All the king’s horses, and all the king’s men – The Genoa Conference and the Gold Standard
A century ago, many of the world’s great statesmen gathered in the Italian city of Genoa to build a monetary order for the post-war world.
Before 1914, the world’s leading economies had been on the classical gold standard. This was based on convertibility between paper money and gold at a fixed parity price and the free export and import of gold.
If a central bank set a parity price of £5 per ounce of gold, for example, an expansion of the money supply relative to gold reserves would push the market price up to, say, £6 per oz. In this case, it would make sense to take a £5 note to the bank, buy 1 ounce of gold, and sell it on the market for £6. During monetary contractions, the process worked in reverse. If the market price fell to, say, £4 per ounce it would make sense to buy an ounce of gold on the market for £4 and sell it to the bank for £5. In each case convertibility corrected monetary expansion or contraction. In an expansion, gold would flow out of banks forcing a contraction in the currency if they wished to maintain their reserve ratios. Likewise, a contraction would see gold flow into banks which would expand their issue of currency.
The First World War shattered this system. Countries financed their war efforts by printing money and convertibility and exportability were suspended. Between 1914 and 1918, total metallic reserves as a share of bank notes plus deposits fell from 63 to 1 percent in Austria-Hungary, 57 to 10 percent in Germany, 60 to 9 percent in Italy, 64 to 17 percent in France, and 40 to 33 percent in Britain. This caused rampant inflation, followed by a bust. In 1920, the League of Nations reported:

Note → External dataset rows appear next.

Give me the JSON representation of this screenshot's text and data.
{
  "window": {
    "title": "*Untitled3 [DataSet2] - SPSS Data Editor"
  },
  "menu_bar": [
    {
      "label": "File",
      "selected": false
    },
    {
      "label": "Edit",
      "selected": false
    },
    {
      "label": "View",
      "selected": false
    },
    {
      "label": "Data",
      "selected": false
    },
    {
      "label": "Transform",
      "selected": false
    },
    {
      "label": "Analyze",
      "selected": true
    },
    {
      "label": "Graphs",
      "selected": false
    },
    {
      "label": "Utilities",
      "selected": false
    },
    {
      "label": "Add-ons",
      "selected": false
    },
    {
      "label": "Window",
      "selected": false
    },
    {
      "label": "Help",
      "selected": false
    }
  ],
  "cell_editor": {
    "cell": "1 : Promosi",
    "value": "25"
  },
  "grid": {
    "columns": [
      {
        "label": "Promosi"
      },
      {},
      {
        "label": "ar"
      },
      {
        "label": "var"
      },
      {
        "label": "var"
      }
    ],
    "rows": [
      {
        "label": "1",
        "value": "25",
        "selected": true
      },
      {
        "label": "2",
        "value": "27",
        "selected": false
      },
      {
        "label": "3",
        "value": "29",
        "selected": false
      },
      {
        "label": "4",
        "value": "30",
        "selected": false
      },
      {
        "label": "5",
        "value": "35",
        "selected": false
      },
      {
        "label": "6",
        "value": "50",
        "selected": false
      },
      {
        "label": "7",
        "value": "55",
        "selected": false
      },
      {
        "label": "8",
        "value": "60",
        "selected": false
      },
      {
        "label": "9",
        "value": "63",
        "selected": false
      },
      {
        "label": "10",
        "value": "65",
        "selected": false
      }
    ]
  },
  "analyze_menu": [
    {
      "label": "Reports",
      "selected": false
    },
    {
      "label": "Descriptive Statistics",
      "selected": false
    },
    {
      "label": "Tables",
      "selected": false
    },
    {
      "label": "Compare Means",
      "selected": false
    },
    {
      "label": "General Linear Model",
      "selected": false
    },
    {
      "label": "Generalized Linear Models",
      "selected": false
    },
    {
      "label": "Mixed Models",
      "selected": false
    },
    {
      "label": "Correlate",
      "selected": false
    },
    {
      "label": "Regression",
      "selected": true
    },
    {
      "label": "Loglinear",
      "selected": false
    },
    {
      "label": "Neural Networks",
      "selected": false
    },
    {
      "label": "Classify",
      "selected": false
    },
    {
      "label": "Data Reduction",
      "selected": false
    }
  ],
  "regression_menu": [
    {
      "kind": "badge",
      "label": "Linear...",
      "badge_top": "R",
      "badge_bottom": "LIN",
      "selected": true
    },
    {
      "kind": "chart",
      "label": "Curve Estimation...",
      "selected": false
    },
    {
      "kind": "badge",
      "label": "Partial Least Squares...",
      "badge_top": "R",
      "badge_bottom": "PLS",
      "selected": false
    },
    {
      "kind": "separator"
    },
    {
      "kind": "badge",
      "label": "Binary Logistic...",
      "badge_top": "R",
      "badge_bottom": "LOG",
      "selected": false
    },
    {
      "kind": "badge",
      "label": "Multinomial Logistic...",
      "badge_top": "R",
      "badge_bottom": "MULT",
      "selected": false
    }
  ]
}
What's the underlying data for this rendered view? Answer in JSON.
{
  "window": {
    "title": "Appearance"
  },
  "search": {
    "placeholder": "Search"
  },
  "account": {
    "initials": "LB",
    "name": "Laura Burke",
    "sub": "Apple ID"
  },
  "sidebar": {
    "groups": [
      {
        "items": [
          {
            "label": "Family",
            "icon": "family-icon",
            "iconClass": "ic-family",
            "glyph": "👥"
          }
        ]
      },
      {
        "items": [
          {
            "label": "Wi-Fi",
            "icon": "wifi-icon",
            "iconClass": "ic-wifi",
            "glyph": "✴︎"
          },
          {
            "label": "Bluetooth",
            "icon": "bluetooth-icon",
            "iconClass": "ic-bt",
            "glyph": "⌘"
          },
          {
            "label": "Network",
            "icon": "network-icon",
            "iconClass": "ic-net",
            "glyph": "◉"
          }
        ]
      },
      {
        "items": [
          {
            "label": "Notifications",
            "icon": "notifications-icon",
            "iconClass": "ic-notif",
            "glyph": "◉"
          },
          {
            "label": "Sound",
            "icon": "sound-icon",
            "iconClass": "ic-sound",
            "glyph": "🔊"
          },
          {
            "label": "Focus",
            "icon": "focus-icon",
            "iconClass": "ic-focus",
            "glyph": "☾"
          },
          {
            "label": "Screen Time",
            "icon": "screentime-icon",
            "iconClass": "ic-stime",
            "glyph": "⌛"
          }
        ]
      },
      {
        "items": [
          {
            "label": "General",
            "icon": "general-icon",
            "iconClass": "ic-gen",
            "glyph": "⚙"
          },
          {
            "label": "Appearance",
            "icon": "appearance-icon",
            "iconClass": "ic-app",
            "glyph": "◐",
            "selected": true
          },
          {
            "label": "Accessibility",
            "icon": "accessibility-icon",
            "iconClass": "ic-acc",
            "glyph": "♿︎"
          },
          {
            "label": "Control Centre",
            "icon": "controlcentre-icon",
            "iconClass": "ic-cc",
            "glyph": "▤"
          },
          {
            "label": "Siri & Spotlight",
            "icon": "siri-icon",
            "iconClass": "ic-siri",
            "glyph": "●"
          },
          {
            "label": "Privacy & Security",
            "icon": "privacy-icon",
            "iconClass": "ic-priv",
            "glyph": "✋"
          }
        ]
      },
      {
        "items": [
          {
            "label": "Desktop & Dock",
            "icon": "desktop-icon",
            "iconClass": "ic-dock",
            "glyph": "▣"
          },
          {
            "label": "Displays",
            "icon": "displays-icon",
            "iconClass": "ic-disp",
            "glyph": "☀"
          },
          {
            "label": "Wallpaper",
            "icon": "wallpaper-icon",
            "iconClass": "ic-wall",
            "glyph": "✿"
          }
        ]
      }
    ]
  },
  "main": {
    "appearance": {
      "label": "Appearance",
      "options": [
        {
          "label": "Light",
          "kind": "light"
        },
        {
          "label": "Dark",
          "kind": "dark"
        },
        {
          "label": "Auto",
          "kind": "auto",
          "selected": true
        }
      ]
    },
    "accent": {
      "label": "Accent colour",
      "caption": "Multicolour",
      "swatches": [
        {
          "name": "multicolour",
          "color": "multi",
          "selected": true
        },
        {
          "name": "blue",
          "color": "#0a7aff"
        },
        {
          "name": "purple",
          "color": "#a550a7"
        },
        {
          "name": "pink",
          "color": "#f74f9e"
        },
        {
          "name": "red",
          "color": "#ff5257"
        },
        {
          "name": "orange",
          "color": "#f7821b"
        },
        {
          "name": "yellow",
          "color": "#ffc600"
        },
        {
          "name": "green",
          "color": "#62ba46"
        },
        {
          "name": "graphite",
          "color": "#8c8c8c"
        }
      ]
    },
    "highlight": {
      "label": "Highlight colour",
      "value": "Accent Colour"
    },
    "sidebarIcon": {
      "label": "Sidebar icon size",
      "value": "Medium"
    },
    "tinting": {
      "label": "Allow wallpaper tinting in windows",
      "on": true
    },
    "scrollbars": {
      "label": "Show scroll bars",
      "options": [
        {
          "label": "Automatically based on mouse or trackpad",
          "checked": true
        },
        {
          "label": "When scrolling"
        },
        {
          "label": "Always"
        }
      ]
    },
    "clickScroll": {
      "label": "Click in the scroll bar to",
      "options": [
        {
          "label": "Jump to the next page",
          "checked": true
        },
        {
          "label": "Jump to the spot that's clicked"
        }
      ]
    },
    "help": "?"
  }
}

After the war most countries wished to return to the gold standard but faced a problem: there was now much more currency relative to their gold reserves. The parity prices of gold were far below the market prices, which would lead to massive outflows of gold once convertibility was re-established.
To solve this problem, among others, the statesmen gathered in April and May 1922. Their solution was the gold exchange standard.
The gold exchange standard would solve the imbalance between currency and gold reserves by increasing reserves. But the gold stock could not be expanded beyond new discoveries so the gold exchange standard allowed central banks to add to their gold reserves the assets of countries whose currency was convertible into gold. In practice these were sterling and dollars. By 1927, foreign exchange accounted for 42% of the total reserves (gold and foreign exchange) of twenty-four European central banks, up from 27% in 1924 and 12% in 1913.
But sterling assets were no longer deemed as ‘good as gold’. In 1925, Britain’s Chancellor of the Exchequer, Winston Churchill – against his better judgement – re-established sterling convertibility at the pre-war parity. This was too high and helped cripple British exports. Attempts to drive wages down in an internal devaluation provoked the General Strike in 1926. Countries like France and Germany began to switch their sterling for gold. From 1924 to 1928, foreign exchange fell from 59% of Germany’s total reserves to just 8%. Sterling couldn’t cope; liabilities stood at $2.5 billion, nearly four times the Bank of England’s gold reserves.
In 1927, Montagu Norman, Governor of the Bank of England, persuaded his friend Benjamin Strong, Governor of the Federal Reserve Bank of New York, to cut the Fed funds rate in the hope of relieving pressure on sterling. Whatever relief this action bought sterling, some economists have seen it as a cause of the stock market bubble that burst so spectacularly in 1929.
The Wall Street crash and its aftermath wrecked the gold exchange standard. As budget deficits grew, sterling came under renewed pressure in 1931. Unable to enact ‘austerity’ measures, the Labour government collapsed and was replaced by a National Government which promptly devalued (an external devaluation): “`Nobody told us we could do that”, one Labour politician observed. With a core country severing its link to gold others soon followed. By the end of 1932 32 countries had gone off gold. ‘Beggar-thy-neighbour’ devaluations would continue through the 1930s.
The gold standard is sometimes blamed for the Great Depression but the classical gold standard was history by then: as economist Richard Timberlake notes, “The operational gold standard ended forever at the time the United States became a belligerent in World War I”. The flaws in its successor, however, the gold exchange standard, designed a century ago, carry much more culpability.
John Phelan is an Economist at Center of the American Experiment.